The post on Friday 4/19/19 told us that an employer may be liable for harassment by a non-employee. Yep. Employers must protect employees, even if it involves third parties, if they know about the behavior. Here Ms. Gardner worked for an assisted living facility as a CNA. She had appropriate training and experience. She was assigned to work with a patient who the employer knew was more aggressive toward female caregivers, would sexually assault them by grabbing their private areas, and more (yes more!) in the post. Gardner was one staff member who complained. What was the employer's (completely inappropriate and unbelievable) response? See the post. A bad and escalating incident is described in the post, including alleged comments made. Gardner then asked not to provide care for that resident anymore; her request was denied. She went to the ER as a result of injuries from the big incident and was out for 3 months.
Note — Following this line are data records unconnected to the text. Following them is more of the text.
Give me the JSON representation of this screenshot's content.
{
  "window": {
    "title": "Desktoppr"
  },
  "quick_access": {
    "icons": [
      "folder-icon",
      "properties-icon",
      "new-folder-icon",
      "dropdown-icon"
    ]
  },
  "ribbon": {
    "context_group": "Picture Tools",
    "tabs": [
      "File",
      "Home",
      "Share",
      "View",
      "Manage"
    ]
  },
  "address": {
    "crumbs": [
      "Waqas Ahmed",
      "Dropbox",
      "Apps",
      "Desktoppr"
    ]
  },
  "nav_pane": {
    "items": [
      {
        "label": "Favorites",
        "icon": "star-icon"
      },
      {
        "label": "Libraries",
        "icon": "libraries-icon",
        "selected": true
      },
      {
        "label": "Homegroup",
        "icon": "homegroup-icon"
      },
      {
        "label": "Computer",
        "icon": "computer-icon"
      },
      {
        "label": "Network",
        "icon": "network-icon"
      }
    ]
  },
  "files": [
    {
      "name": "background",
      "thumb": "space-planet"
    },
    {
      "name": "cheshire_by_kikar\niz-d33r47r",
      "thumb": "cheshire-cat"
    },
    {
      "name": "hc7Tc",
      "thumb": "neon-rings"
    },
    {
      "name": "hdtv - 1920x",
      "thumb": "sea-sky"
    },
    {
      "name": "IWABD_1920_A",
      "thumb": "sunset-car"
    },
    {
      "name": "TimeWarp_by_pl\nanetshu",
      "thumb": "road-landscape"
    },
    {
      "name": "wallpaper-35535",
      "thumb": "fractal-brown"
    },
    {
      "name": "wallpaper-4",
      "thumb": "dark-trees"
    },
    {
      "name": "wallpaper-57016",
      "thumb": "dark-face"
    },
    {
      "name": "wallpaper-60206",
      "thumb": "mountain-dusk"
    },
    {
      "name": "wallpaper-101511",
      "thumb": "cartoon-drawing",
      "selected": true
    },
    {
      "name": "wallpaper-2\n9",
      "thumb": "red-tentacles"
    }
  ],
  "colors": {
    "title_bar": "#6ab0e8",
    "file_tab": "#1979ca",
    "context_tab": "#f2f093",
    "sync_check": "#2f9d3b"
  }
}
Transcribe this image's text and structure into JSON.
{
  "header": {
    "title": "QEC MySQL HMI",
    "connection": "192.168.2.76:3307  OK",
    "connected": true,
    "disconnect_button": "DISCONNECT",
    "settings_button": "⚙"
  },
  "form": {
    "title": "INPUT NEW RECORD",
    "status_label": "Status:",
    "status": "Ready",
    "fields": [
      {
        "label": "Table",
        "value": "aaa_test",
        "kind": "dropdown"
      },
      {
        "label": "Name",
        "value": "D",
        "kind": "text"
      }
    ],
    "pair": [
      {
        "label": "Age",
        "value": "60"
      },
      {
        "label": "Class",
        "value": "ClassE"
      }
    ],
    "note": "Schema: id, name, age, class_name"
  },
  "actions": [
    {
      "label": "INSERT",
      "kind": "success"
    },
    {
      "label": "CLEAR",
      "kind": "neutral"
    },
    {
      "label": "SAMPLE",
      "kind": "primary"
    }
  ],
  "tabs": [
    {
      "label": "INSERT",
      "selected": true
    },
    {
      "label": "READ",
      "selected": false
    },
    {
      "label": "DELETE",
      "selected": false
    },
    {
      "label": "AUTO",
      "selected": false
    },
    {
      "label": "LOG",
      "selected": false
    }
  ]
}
Soon after her return, she was discharged. The bases given for the discharge are in the post. Gardner filed suit. The appeals court allowed it to proceed since the harassment was known to the employer. The post also mentions another situation where an employer was held liable for third-party harassment.

TAKEAWAY: Create a safe environment for employees by having an anti-harassment policy in place, train everyone on the policy, respond to complaints, and act as appropriate.

Finally, in the post yesterday 4/20/19 we learned that a 600-lb bus driver lost his job and lawsuit. Is obesity covered by applicable law? We asked if you know how this would play out in PA? Ok, so what happened? Corey had never been determined to be disabled and had passed every physical since he was hired as a bus driver in 2005 – and had never weighed less than 500 pounds in that time. In 2015, that changed. See the post for what happened, including a second doctor's opinion (that supported the first). He sued and included a hostile work environment count. Why? Because of the comments from colleagues noted in the post. The court did not find in his favor on any counts; its reasoning is also in the post and makes a good but quick read.

TAKEAWAY: For an adverse decision to be illegal, it actually has to be against applicable law. If you are not sure of your position, consult an employment lawyer.